Transcript from the "Styling the Instagram Component" Lesson
>> Jason Lengstorf: I'm gonna do a little bit of styling. I don't know if you've noticed but I really like writing CSS. [LAUGH] Set it up to do some box shadow stuff, we're gonna make this display block. We also want to set a little bit of a margin so that it's not crammed into anything.
[00:00:18] We're going to set a max width of, let's see 33% minus 1 REM, so that way it'll take up roughly a third accounting for the margin. We then want to make sure that it doesn't get any wider than 120 pixels cuz that's where we capped it and that would cause problems.
[00:00:38] And then I want to make sure that when we hover over these that you get a little bit of a box shadow thing, so we're gonna transition on that. And the way this will work is we're gonna just set up the focus, so if you tab to it or hover, we will set up a box shadow to be,
>> Jason Lengstorf: It's kind of a big squishy shadow. So something that gives us some height. We're gonna use triple 2s and then about there is a good capacity for it. And then, we wanna make sure that it's on top in case it sits on top of another photo. So then, having done that, we need to actually show the photo.
[00:01:24] We've just got the the link so far. So, come on, all right, I can type.
>> Jason Lengstorf: So we're gonna set the image and I need to put a key on this link so we'll just do the photo ID again for that since we're mapping over elements.
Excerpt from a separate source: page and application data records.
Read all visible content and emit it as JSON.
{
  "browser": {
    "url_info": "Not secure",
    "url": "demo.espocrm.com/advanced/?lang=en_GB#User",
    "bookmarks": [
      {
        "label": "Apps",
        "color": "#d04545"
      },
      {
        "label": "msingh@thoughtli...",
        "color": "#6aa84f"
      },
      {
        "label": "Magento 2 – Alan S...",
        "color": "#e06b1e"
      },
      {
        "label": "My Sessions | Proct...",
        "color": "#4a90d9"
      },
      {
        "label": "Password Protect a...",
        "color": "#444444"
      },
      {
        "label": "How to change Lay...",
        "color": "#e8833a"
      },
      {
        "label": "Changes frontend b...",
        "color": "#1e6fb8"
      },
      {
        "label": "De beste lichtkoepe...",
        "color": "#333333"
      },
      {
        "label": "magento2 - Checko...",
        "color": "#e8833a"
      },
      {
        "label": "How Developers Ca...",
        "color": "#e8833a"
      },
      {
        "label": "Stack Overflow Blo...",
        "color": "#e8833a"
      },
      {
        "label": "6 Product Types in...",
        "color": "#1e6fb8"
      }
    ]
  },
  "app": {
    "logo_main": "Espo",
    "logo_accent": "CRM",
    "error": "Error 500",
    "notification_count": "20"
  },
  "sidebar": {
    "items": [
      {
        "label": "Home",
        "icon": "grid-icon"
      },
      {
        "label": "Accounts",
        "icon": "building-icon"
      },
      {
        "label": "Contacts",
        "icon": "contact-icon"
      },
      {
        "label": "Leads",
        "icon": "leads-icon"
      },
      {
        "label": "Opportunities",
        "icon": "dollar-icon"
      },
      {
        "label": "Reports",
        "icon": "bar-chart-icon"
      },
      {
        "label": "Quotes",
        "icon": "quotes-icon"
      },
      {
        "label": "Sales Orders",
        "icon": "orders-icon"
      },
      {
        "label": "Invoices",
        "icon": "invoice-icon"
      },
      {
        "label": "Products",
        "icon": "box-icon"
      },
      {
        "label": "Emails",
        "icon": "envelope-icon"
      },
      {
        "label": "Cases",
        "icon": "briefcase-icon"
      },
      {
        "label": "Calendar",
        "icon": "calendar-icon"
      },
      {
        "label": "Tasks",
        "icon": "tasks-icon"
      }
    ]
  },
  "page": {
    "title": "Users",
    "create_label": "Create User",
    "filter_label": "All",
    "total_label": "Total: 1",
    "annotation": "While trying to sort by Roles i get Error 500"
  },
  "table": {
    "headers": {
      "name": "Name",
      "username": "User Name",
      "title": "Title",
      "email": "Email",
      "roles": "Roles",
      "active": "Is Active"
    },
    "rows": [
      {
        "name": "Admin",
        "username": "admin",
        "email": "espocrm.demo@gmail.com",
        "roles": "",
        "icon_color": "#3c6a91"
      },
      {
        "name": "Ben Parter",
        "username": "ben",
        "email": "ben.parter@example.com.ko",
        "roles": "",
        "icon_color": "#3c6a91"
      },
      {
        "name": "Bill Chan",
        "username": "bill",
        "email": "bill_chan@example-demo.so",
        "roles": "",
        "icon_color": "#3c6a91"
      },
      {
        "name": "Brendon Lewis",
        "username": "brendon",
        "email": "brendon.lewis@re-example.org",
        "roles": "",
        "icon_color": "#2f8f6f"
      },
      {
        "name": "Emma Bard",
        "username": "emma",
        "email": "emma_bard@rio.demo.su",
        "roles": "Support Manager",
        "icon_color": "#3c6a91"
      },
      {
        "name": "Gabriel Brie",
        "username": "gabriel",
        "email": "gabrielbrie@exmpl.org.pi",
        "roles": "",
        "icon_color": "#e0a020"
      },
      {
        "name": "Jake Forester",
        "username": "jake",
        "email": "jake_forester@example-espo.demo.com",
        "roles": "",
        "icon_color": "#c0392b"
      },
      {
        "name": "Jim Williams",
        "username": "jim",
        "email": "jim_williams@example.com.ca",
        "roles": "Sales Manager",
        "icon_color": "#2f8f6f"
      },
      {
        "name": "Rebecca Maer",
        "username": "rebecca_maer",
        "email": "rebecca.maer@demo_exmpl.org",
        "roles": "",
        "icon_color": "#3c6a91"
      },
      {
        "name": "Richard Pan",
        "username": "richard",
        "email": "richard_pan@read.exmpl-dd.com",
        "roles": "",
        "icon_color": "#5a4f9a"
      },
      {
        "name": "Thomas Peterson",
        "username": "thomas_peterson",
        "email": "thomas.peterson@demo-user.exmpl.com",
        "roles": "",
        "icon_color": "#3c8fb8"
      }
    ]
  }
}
And then the image is going to get the fluid which is going to be the photo.fluid because remember we spread in use-insta.
[00:02:01] We spread the child image sharp which is what has fluid inside of it. So fluid is going to be available at the top. Then we have an alt tag and the alt tag is gonna be the photo caption because Instagram doesn't give us an actual alt tag. And we'll add a little bit of CSS in here.
[00:02:32] And this is going to be pretty straightforward. We're going to make it 100% wide. And we'll make sure that anything inside of it doesn't have any margin top so that it stays kinda where we want it to be. So there's our image, and we should see, okay, we're getting closer.
[00:02:51] Like now we've got images and if I click on this it's gonna open up Instagram like, perfect where we were getting real close here. So the next thing that we wanna do is, we wanna make sure that we've got some styles on the actual wrapper. And those will give us the rest of the story.
>> Jason Lengstorf: So we'll set this to be display flex. We'll have it wrap. So, flex-wrap is gonna be wrap. We want to justify the content with space-between. Every time I see this CSS property, I start thinking of the Dave Matthews' Band song. And it gets stuck in my head for the rest of the day and you're all welcome because now it's going to happen to you for the rest of time.
[00:03:39] We'll do a margin of one REM and then I'm going to set a negative margin on it. So we're going to probably call this good, where we have Like Instagram images are now loading from a third party source. And we didn't have to install a third party library.
[00:04:03] We didn't have to make any API calls. We didn't have to get API keys. Now I will say, Instagram is an easy one because it's public data. You do usually have to configure your sources with an API key of some sort. We didn't do that today because I didn't want to force everybody to go through a developer login system and getting API keys and all that.
[00:04:23] But for a lot of different API's and data sources, you're gonna be required to provide some kind of credential, which is a good thing because anybody who wants to shouldn't be able to load your data. That brings us to the end of loading third party data. There's just a whole universe of things that you can do with this.
[00:04:47] We only touched the surface. This is a pretty straightforward approach of how you would do this.